***** Information supplied
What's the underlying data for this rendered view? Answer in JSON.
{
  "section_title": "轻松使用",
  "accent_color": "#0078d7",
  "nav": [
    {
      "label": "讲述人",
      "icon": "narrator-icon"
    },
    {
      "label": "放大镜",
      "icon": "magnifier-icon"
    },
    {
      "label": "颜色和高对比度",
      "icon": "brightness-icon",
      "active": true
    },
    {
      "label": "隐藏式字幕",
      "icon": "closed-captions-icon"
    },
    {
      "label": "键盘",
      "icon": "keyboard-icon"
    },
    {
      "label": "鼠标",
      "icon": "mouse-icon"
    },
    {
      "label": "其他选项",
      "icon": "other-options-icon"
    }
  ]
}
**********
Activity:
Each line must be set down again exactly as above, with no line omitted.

Completed task:
What's the underlying data for this rendered view? Answer in JSON.
{
  "section_title": "轻松使用",
  "accent_color": "#0078d7",
  "nav": [
    {
      "label": "讲述人",
      "icon": "narrator-icon"
    },
    {
      "label": "放大镜",
      "icon": "magnifier-icon"
    },
    {
      "label": "颜色和高对比度",
      "icon": "brightness-icon",
      "active": true
    },
    {
      "label": "隐藏式字幕",
      "icon": "closed-captions-icon"
    },
    {
      "label": "键盘",
      "icon": "keyboard-icon"
    },
    {
      "label": "鼠标",
      "icon": "mouse-icon"
    },
    {
      "label": "其他选项",
      "icon": "other-options-icon"
    }
  ]
}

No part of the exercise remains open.